Gender Gap Shrinks Among Students Playing Digital Games

The stereotype that girls do not play digital games is outdated, according to the latest report from the Speak Up 2013 survey of students, teachers, administrators and parents released today.
Author:
Publish date:
Social count:
0

The stereotype that girls do not play digital games is outdated, according to the latest report from the Speak Up 2013 survey of students, teachers, administrators and parents released today. In 2013, approximately 42 percent of girls in grades 3-5 and 37 percent of girls in grades 6-8 said they regularly play games on tablets compared to 38 percent of boys in grades 3-8.

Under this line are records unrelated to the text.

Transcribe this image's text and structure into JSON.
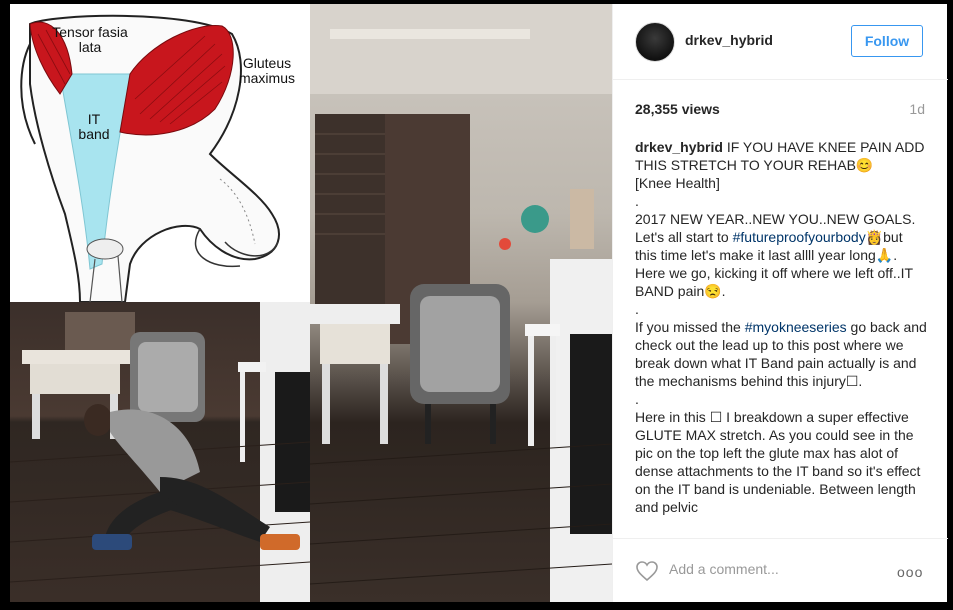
{
  "post": {
    "username": "drkev_hybrid",
    "follow_label": "Follow",
    "views": "28,355 views",
    "age": "1d",
    "caption_author": "drkev_hybrid",
    "caption_line1": "IF YOU HAVE KNEE PAIN ADD THIS STRETCH TO YOUR REHAB😊",
    "caption_line2": "[Knee Health]",
    "dot1": ".",
    "para1_a": "2017 NEW YEAR..NEW YOU..NEW GOALS. Let's all start to ",
    "hashtag1": "#futureproofyourbody",
    "para1_b": "👸but this time let's make it last allll year long🙏. Here we go, kicking it off where we left off..IT BAND pain😒.",
    "dot2": ".",
    "para2_a": "If you missed the ",
    "hashtag2": "#myokneeseries",
    "para2_b": " go back and check out the lead up to this post where we break down what IT Band pain actually is and the mechanisms behind this injury☐.",
    "dot3": ".",
    "para3": "Here in this ☐ I breakdown a super effective GLUTE MAX stretch. As you could see in the pic on the top left the glute max has alot of dense attachments to the IT band so it's effect on the IT band is undeniable. Between length and pelvic",
    "comment_placeholder": "Add a comment...",
    "more_label": "ooo"
  },
  "diagram": {
    "label_tfl": "Tensor fasia lata",
    "label_gm": "Gluteus maximus",
    "label_it": "IT band"
  },
  "colors": {
    "accent": "#3897f0",
    "hashtag": "#003569",
    "muscle": "#c8161d",
    "it_band": "#a8e4ef"
  }
}
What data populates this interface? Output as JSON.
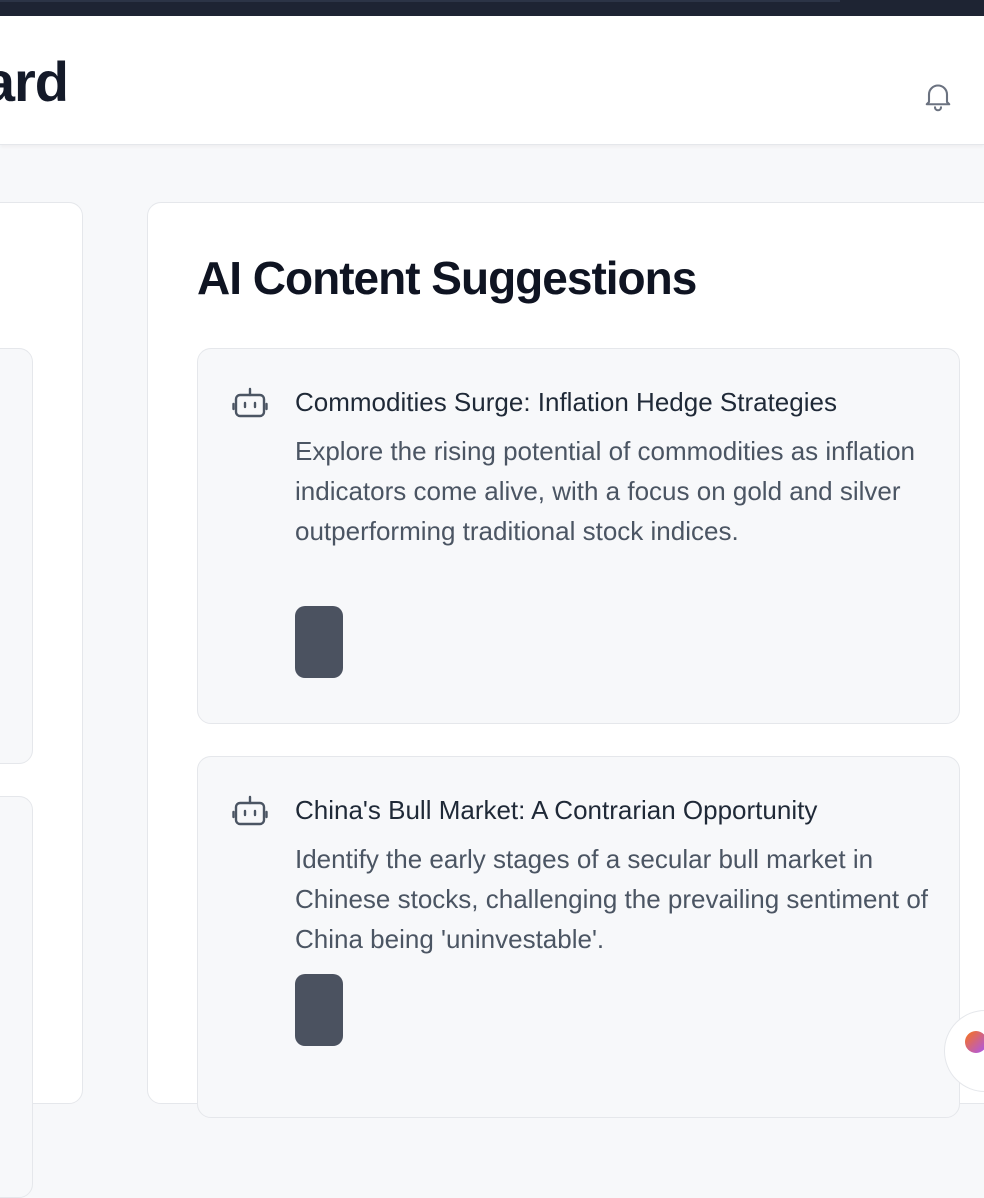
{
  "header": {
    "title": "ard",
    "notification_icon": "bell-icon"
  },
  "section": {
    "title": "AI Content Suggestions"
  },
  "suggestions": [
    {
      "icon": "bot-icon",
      "title": "Commodities Surge: Inflation Hedge Strategies",
      "description": "Explore the rising potential of commodities as inflation indicators come alive, with a focus on gold and silver outperforming traditional stock indices."
    },
    {
      "icon": "bot-icon",
      "title": "China's Bull Market: A Contrarian Opportunity",
      "description": "Identify the early stages of a secular bull market in Chinese stocks, challenging the prevailing sentiment of China being 'uninvestable'."
    }
  ],
  "colors": {
    "header_bg": "#ffffff",
    "page_bg": "#f7f8fa",
    "card_bg": "#f7f8fa",
    "action_button": "#4b5260",
    "top_bar": "#1e2433"
  }
}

The latest report, The New Digital Learning Playbook: Understanding the Spectrum of Students’ Activities and Aspirations, is available via: www.tomorrow.org/speakup/SU13DigitalLearningPlaybook_StudentReport.html

The companion infographic on mobile learning is available via: http://www.tomorrow.org/speakup/pdfs/SU2013_MobileLearning.pdf

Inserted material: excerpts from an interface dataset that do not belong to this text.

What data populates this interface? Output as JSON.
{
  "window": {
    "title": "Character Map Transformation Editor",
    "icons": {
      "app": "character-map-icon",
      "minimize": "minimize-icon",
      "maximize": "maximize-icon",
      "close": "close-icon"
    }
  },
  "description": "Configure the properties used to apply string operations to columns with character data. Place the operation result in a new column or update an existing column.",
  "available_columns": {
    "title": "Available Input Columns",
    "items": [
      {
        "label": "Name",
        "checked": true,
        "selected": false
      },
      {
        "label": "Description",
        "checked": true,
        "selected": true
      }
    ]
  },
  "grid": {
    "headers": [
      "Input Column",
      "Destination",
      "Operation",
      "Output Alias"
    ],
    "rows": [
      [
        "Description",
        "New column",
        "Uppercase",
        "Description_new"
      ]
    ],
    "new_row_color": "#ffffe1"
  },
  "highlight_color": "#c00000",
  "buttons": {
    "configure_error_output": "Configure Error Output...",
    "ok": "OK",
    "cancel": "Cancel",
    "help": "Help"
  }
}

Featured

Related

Image placeholder title

Survey Reveals Digital Trends Vary by Gender

A new report from the Speak Up 2013 survey of students, teachers, administrators andparents revealed that about 42 percent of girls in grades 3-5 and 37 percent of girls in grades6-8 said they regularly play games on tablets compared to 38 percent of boys in grades 3-8.

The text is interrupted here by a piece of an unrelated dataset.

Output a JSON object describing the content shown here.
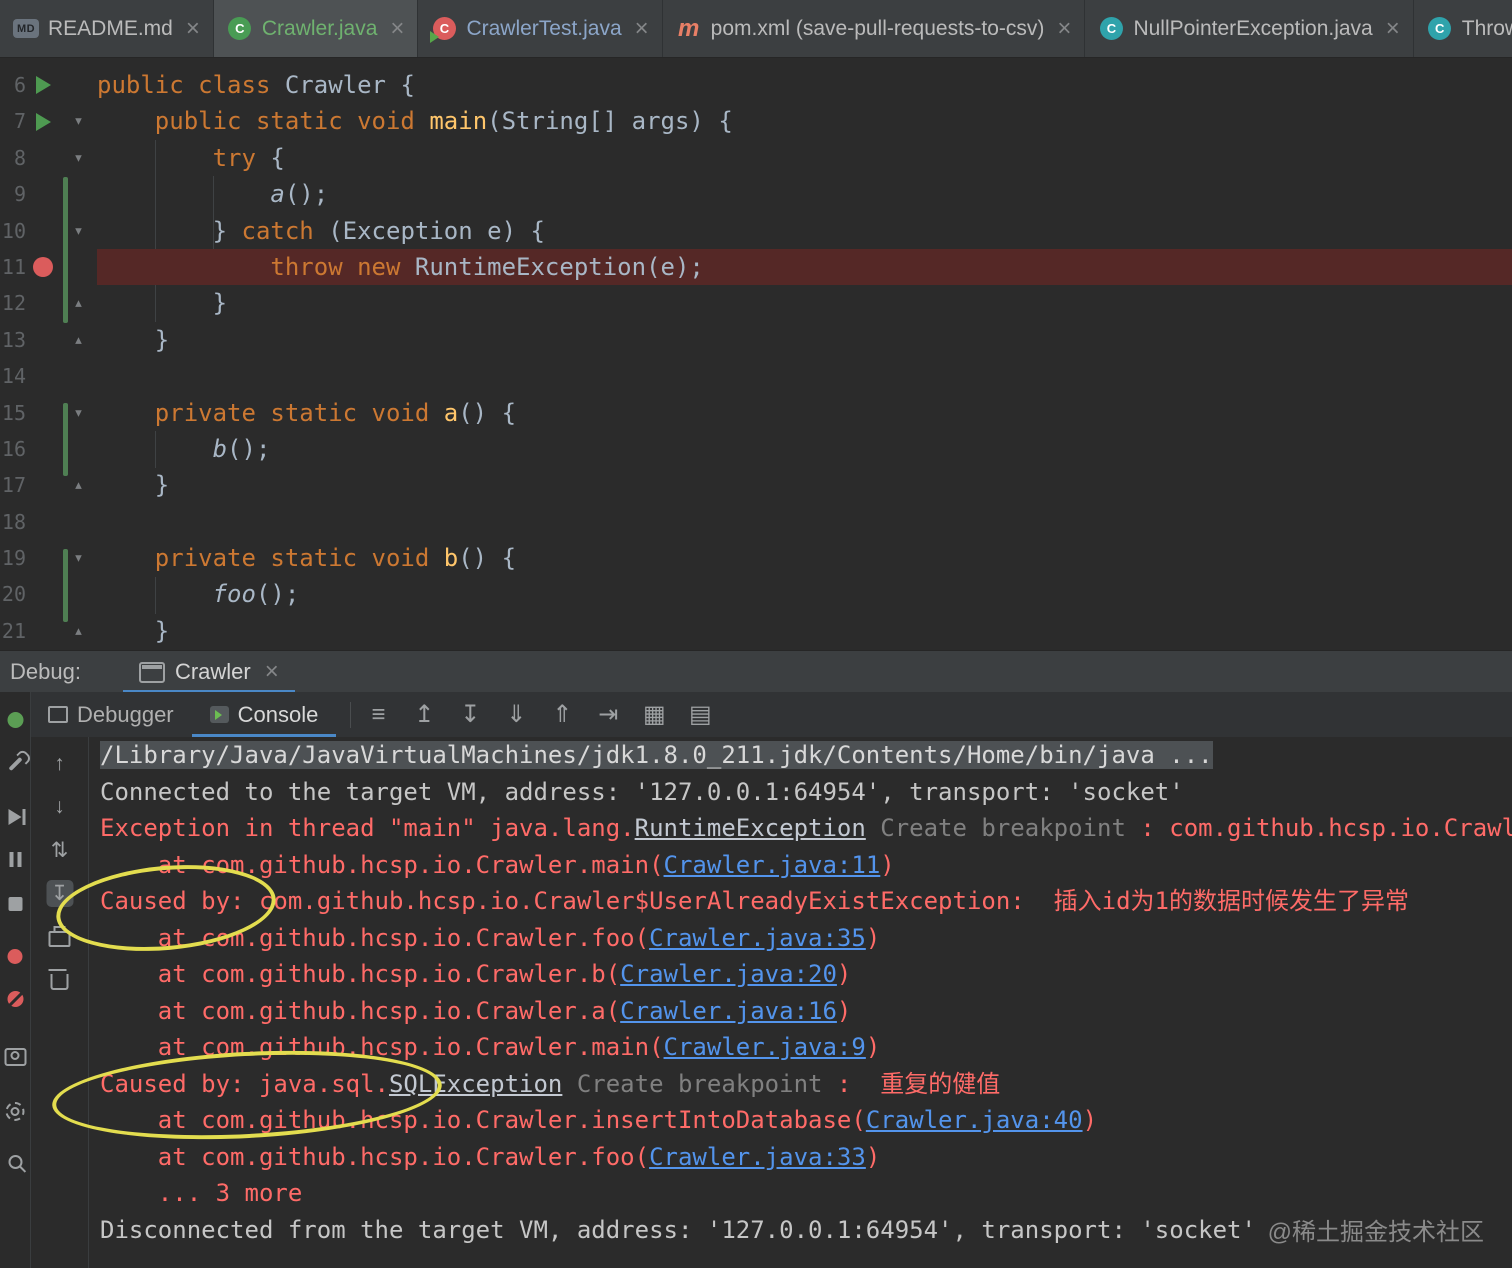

Stopping Game Playing at School

Question: Is there a way to stop students from playing the game Halo on school computers? The IT Guy says: Yes, absolutely. Whether students are using computers in a lab, classroom, or laptops they have assigned to them 24/7, their user account in WindowsXP or Macintosh OS X can be limited to prevent them from